DisruptHR Video Tear Down

What’s more uncomfortable than getting up on stage and presenting to 300 strangers… watching the replay! I’ve held off on writing this post because I hate seeing myself on film, absolutely hate it.  I don’t like hearing my voice on film or through headphones because I sound alien. I also don’t want to watch the video because I can’t remember if I messed up or embarrassed myself so why go there, right?

Wrong. Top performers in any industry routinely practice their craft and create feedback loops to continuously improve performance (for more on this check out Deep Work or Peak, or anything written by Ramit Sethi). If you want to improve performance, you must find ways to review your performance in real time, which reminds me of a time when I was little…

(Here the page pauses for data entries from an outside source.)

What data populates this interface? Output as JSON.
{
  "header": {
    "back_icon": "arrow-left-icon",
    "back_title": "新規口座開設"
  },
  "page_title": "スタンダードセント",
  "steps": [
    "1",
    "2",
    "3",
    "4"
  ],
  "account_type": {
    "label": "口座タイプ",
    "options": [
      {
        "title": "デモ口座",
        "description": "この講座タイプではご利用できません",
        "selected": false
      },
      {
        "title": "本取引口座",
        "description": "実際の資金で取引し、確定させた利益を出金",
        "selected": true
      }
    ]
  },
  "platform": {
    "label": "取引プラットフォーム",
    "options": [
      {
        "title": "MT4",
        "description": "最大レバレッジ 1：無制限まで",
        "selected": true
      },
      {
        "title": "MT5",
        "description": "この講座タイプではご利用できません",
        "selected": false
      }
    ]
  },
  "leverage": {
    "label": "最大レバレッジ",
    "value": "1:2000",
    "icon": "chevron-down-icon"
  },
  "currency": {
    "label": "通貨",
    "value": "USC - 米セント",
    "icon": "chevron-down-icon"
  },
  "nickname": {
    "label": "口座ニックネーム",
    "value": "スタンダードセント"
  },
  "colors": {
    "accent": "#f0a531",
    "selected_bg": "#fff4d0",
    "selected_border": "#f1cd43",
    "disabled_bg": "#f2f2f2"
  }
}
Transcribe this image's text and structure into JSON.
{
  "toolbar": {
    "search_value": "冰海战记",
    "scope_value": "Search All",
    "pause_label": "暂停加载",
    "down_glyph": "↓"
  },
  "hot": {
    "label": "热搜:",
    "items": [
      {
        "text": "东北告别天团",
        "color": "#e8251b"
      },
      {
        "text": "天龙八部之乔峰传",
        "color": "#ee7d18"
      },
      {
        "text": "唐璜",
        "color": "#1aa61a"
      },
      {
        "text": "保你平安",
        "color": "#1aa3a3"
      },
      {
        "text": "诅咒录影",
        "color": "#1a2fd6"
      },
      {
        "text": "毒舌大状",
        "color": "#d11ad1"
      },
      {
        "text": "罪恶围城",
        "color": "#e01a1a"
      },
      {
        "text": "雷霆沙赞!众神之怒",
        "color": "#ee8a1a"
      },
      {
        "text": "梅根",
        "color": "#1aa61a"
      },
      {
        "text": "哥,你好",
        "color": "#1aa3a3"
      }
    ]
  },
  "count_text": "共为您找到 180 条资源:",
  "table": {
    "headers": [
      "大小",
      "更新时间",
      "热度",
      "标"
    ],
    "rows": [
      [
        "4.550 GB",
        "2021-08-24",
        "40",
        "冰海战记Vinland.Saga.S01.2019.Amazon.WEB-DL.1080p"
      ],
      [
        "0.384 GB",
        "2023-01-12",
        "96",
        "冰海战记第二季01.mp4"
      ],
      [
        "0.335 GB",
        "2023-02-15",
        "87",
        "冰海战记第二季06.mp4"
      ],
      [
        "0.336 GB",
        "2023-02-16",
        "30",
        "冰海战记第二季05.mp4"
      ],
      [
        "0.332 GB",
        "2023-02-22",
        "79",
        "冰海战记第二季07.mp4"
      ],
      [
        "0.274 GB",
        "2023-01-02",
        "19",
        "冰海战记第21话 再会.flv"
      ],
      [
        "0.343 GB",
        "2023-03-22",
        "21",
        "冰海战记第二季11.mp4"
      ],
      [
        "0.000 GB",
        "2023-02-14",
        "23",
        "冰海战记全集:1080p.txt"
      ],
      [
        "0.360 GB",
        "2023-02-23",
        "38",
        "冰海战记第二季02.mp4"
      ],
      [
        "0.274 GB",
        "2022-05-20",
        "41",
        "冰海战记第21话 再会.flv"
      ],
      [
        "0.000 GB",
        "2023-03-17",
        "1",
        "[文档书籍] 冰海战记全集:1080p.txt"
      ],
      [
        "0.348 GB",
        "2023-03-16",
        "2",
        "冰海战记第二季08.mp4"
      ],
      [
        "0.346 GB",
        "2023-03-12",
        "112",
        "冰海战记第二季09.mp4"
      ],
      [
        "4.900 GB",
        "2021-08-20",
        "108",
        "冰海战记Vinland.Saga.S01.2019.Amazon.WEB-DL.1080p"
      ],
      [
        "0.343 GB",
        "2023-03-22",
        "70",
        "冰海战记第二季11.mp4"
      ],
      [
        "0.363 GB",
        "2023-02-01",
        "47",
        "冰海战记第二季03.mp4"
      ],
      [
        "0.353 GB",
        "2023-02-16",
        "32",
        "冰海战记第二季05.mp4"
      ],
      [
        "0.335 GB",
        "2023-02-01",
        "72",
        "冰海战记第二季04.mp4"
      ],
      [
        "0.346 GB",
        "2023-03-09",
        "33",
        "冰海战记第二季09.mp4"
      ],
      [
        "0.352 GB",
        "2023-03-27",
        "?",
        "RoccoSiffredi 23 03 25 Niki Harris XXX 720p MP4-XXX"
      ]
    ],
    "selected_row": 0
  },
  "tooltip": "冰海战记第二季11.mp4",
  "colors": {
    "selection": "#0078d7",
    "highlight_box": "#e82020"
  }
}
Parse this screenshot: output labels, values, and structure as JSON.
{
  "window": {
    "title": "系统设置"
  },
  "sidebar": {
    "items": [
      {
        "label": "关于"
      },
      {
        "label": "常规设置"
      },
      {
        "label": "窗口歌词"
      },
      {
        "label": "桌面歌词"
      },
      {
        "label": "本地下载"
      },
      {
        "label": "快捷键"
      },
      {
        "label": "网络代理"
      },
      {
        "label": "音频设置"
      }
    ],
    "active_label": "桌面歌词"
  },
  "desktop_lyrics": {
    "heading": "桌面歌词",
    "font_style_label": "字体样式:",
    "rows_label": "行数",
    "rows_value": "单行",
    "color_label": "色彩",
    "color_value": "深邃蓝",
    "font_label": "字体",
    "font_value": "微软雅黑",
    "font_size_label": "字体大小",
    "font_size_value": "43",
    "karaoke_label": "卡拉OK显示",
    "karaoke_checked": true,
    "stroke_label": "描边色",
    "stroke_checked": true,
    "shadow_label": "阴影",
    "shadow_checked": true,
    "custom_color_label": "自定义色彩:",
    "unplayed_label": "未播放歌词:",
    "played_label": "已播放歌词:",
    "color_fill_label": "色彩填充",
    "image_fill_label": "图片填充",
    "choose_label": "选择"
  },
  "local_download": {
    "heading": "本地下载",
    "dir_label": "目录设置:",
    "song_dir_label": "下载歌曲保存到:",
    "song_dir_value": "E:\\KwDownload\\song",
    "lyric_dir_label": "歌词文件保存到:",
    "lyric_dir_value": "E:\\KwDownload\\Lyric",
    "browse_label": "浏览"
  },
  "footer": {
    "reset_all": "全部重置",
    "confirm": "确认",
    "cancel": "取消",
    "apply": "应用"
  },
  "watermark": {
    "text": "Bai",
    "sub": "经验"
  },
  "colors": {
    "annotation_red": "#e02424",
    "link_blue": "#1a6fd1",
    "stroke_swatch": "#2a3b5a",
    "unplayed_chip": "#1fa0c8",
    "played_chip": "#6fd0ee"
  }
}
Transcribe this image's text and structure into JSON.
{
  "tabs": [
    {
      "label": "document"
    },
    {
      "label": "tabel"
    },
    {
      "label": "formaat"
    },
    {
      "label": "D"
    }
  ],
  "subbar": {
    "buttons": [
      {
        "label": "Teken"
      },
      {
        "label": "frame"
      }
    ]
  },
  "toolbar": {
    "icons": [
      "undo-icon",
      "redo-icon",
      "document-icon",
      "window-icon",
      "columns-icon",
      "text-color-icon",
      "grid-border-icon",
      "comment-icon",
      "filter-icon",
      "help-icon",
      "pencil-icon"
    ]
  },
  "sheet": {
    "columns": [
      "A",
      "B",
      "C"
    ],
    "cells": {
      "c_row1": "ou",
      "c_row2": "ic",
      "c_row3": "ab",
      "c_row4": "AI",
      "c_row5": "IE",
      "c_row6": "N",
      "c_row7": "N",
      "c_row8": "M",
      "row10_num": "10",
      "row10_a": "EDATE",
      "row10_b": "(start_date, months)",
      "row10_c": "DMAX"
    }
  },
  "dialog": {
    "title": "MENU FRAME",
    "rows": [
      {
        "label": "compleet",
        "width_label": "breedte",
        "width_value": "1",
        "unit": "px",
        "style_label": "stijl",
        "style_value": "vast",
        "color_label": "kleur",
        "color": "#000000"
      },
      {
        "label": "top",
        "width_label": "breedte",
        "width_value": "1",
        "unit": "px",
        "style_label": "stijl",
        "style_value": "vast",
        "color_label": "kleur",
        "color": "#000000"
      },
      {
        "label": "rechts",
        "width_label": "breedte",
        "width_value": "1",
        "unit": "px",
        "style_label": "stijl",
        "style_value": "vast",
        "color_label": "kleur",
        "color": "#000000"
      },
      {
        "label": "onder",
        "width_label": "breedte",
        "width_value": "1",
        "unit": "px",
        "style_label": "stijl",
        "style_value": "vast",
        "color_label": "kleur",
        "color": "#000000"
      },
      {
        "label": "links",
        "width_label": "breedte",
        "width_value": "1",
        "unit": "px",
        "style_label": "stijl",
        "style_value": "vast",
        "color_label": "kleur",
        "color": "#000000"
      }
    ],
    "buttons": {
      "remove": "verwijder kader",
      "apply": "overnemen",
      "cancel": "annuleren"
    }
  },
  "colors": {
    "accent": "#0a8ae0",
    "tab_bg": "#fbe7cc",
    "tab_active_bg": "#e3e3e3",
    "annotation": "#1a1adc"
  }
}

I remember sitting on the floor in my living watching video footage of my mom’s students reciting speeches in front of a camera. Mom was a Communications Professor at a local community college and one of the assignments she gave her students was to prepare a speech on camera so that she can provide feedback. I remember popping in the VHS while mom sat there with notebook in hand to jot down her thoughts. She’d critique what she thought her students did well and what they could have done better, and I’d stay for the popcorn. Did I forget to mention that I was around six or second years old when we started this tradition.

Mom was also in charge of preparing the valedictorian speaker for each graduation season so each summer a graduating senior would arrive at our door scared as a mouse in desperate need of mom’s help. Mom set up a makeshift podium on our kitchen table and they’d practice while I listened from the other room trying to anticipate the things I thought my mom would comment on. Oh the memories! I learned a lot from being a spectator and now I know what to look for when reviewing my own film footage.

My DisruptHR video is up and I’ve had some distance from the event, now is the perfect time to watch and do my own teardown of what went well and what makes me cringe. What’s a tear down without a little help from mom, I’ll share her tear-down thoughts as well.

As they say in football, “let’s go to the videotape!”

The Goods:

Overall, my enunciation was good, I brought a lot of high energy to my speech and I think that came through. I look as if I’m having a casual conversation with a friend and I look and feel authentic

  • I don’t look nervous and I didn’t feel nervous when I was up there so I’m smiling as I write this because all the preparation (20 + hours, more on that here and here ) paid off!
  • My timing is spot on, I don’t feel like I’m rushing through slides
  • 1:15 – I quickly glanced down at the teleprompter and noticed that the slide is missing a key image that should be there, the image sets up the rest of the speech so I’m a little jarred. I briefly make a comment “Hmm, something is missing there” and make a joke of it rather than stopping my entire grove and got a laugh from the audience which was a big plus. However, I pointed directly at the teleprompter – I doubt the audience would have known had I not pointed it out. Note to self – don’t point at the teleprompter.
  • 3:15 – I use the phrase “take an inventory or an audit” which I adlibbed as a way to tie my content back to an early speaker – this got a laugh and made me feel like I thought quickly on my feet and way “in the moment.”

The Cringe Worthy:

  • Mom and I both agree that I look like I am playing a tennis match moving back and forth on the stage, pointing and shooting.
  • I look awkward pacing back and forth and it looks unnatural. Even during my practice sessions, I really had difficulty with the physicality of giving a speech. I need to work even more on this for next time
  • Mama Dukes did not like my outfit!!! She felt that I had too many shades of blue, she may have a point. Looking back my outfit choice may not have been the best, but I purposely picked an outfit that I felt both strong and confident in so at least it got the job done.
  • My title and the topic of my speech didn’t align - for next time I’d like to write a snazzier title that better aligns to my content

So, there you have it, re-watching the five-minute presentation wasn’t easy, but I learned key takeaways and useful insights to implement for my next presentation. On a plus note, on whim I applied for and sent in my video to a call for speakers for the City of Detroit. They loved my vulnerability in my video and have added me to their speaker line up, we are trying to set up speaking engagement for late September.